- EXERCISE PROMPT: The answer must consist of every line below that contains the word "Gavekisten".

- Items from an interface collection:

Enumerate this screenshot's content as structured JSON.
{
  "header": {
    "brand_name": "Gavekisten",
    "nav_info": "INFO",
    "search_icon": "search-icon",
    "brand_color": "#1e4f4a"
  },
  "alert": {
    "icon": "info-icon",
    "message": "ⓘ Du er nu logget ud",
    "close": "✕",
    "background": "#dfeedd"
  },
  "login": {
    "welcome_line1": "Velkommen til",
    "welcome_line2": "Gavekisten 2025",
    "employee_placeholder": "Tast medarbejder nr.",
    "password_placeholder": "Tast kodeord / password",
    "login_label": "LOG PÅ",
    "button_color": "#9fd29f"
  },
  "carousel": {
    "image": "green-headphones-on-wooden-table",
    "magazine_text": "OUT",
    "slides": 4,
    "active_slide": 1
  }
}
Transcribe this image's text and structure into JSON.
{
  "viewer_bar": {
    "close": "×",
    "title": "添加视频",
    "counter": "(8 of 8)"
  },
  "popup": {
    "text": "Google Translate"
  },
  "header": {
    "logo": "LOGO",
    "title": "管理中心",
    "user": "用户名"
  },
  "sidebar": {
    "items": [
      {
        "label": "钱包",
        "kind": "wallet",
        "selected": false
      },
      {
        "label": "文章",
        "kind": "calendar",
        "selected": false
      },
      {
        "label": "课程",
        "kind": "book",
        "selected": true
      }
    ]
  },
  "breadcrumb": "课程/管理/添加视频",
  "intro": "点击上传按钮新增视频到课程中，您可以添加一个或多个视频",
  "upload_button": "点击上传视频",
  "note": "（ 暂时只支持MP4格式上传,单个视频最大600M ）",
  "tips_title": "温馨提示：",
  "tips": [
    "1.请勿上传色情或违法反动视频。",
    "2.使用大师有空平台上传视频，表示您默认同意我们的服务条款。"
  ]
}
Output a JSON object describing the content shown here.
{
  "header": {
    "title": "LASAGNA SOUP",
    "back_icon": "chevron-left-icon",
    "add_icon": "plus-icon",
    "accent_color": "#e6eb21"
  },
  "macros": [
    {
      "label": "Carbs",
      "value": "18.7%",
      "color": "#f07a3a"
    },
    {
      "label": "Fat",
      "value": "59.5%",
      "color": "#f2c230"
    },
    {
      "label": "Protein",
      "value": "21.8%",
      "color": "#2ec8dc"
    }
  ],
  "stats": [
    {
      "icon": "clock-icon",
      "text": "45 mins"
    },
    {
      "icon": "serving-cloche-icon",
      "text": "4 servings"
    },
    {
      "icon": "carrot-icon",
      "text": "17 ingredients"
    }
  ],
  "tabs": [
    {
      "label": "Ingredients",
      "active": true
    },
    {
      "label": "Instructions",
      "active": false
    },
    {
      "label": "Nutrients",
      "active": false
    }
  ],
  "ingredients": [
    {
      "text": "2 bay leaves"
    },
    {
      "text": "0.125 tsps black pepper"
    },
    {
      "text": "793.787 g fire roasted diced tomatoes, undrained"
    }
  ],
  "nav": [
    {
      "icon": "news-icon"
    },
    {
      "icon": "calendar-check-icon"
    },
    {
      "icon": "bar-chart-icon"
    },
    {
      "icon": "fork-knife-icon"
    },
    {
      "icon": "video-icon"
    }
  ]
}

- FINAL ANSWER:
    "brand_name": "Gavekisten",
    "welcome_line2": "Gavekisten 2025",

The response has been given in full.